* _Brief_:
State only the count of lines in the listing below that hold "Collaboratory".
Dataset records below:
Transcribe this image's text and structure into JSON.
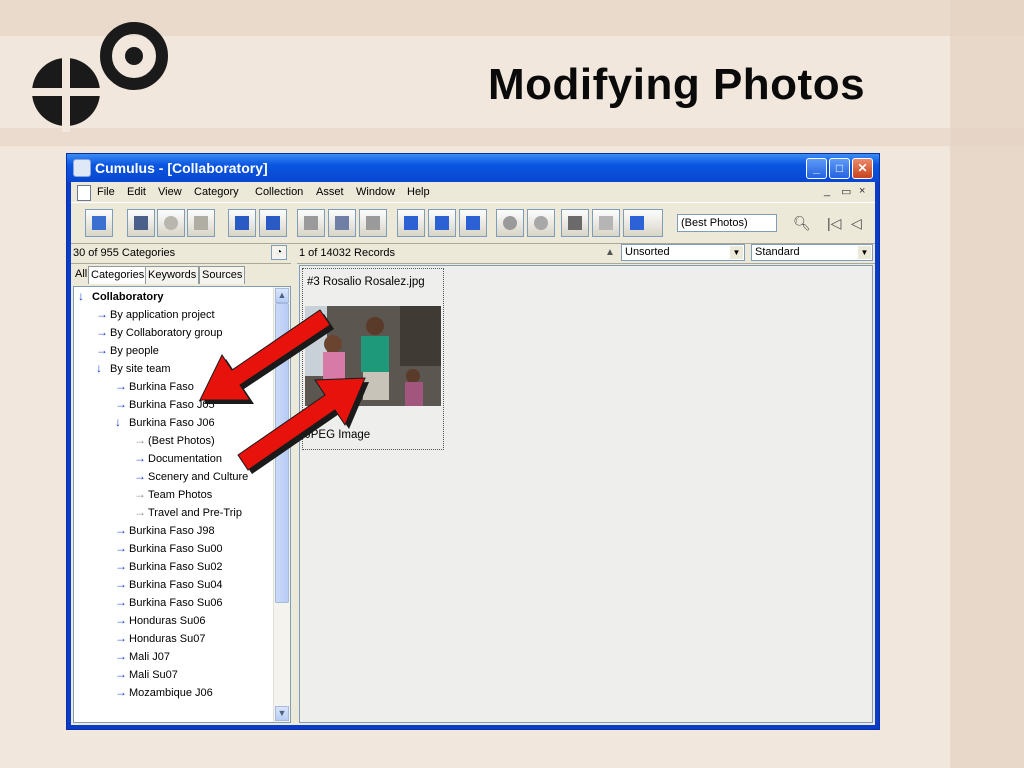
{
  "slide": {
    "title": "Modifying Photos"
  },
  "window": {
    "title": "Cumulus - [Collaboratory]",
    "buttons": {
      "minimize": "_",
      "maximize": "□",
      "close": "✕"
    }
  },
  "menubar": {
    "items": [
      "File",
      "Edit",
      "View",
      "Category",
      "Collection",
      "Asset",
      "Window",
      "Help"
    ],
    "mdi_controls": [
      "_",
      "▭",
      "×"
    ]
  },
  "toolbar": {
    "search_value": "(Best Photos)",
    "icons": [
      "sync-icon",
      "print-icon",
      "settings-icon",
      "trash-icon",
      "layout-1-icon",
      "layout-2-icon",
      "list-icon",
      "columns-icon",
      "details-icon",
      "small-thumb-icon",
      "medium-thumb-icon",
      "large-thumb-icon",
      "info-icon",
      "preview-icon",
      "filmstrip-icon",
      "send-icon",
      "find-icon"
    ]
  },
  "left_panel": {
    "count_label": "30 of 955 Categories",
    "tabs": [
      "All",
      "Categories",
      "Keywords",
      "Sources"
    ],
    "active_tab": "Categories",
    "tree": [
      {
        "label": "Collaboratory",
        "level": 0,
        "arrow": "down",
        "bold": true
      },
      {
        "label": "By application project",
        "level": 1,
        "arrow": "right"
      },
      {
        "label": "By Collaboratory group",
        "level": 1,
        "arrow": "right"
      },
      {
        "label": "By people",
        "level": 1,
        "arrow": "right"
      },
      {
        "label": "By site team",
        "level": 1,
        "arrow": "down"
      },
      {
        "label": "Burkina Faso",
        "level": 2,
        "arrow": "right"
      },
      {
        "label": "Burkina Faso J05",
        "level": 2,
        "arrow": "right"
      },
      {
        "label": "Burkina Faso J06",
        "level": 2,
        "arrow": "down"
      },
      {
        "label": "(Best Photos)",
        "level": 3,
        "arrow": "grey"
      },
      {
        "label": "Documentation",
        "level": 3,
        "arrow": "right"
      },
      {
        "label": "Scenery and Culture",
        "level": 3,
        "arrow": "right"
      },
      {
        "label": "Team Photos",
        "level": 3,
        "arrow": "grey"
      },
      {
        "label": "Travel and Pre-Trip",
        "level": 3,
        "arrow": "grey"
      },
      {
        "label": "Burkina Faso J98",
        "level": 2,
        "arrow": "right"
      },
      {
        "label": "Burkina Faso Su00",
        "level": 2,
        "arrow": "right"
      },
      {
        "label": "Burkina Faso Su02",
        "level": 2,
        "arrow": "right"
      },
      {
        "label": "Burkina Faso Su04",
        "level": 2,
        "arrow": "right"
      },
      {
        "label": "Burkina Faso Su06",
        "level": 2,
        "arrow": "right"
      },
      {
        "label": "Honduras Su06",
        "level": 2,
        "arrow": "right"
      },
      {
        "label": "Honduras Su07",
        "level": 2,
        "arrow": "right"
      },
      {
        "label": "Mali J07",
        "level": 2,
        "arrow": "right"
      },
      {
        "label": "Mali Su07",
        "level": 2,
        "arrow": "right"
      },
      {
        "label": "Mozambique J06",
        "level": 2,
        "arrow": "right"
      }
    ]
  },
  "right_panel": {
    "count_label": "1 of 14032 Records",
    "sort_value": "Unsorted",
    "view_value": "Standard",
    "records": [
      {
        "filename": "#3 Rosalio Rosalez.jpg",
        "type": "JPEG Image"
      }
    ]
  },
  "colors": {
    "titlebar": "#0a55e0",
    "annotation_arrow": "#e8120c",
    "tree_arrow": "#1d3fcc"
  }
}
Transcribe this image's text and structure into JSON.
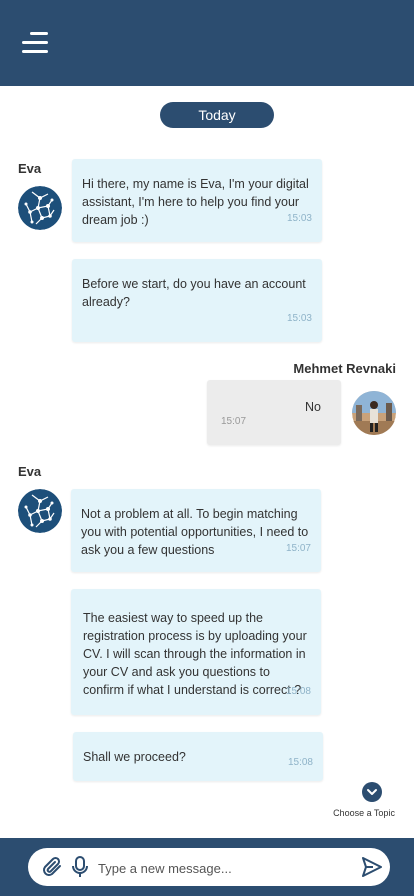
{
  "header": {
    "menu_icon": "hamburger-menu-icon"
  },
  "date_divider": "Today",
  "messages": [
    {
      "sender": "Eva",
      "text": "Hi there, my name is Eva, I'm your digital assistant, I'm here to help you find your dream job :)",
      "time": "15:03"
    },
    {
      "text": " Before we start, do you have an account already?",
      "time": "15:03"
    },
    {
      "sender": "Mehmet Revnaki",
      "text": "No",
      "time": "15:07"
    },
    {
      "sender": "Eva",
      "text": "Not a problem at all. To begin matching you with potential opportunities, I need to ask you a few questions",
      "time": "15:07"
    },
    {
      "text": "The easiest way to speed up the registration process is by uploading your CV. I will scan through the information in your CV and ask you questions to confirm if what I understand is correct ?",
      "time": "15:08"
    },
    {
      "text": "Shall we proceed?",
      "time": "15:08"
    }
  ],
  "choose_topic_label": "Choose a Topic",
  "composer": {
    "placeholder": "Type a new message..."
  },
  "colors": {
    "primary": "#2c4d70",
    "bot_bubble": "#e3f4fa",
    "user_bubble": "#ececec"
  }
}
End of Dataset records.
* _Answer to this problem_:
3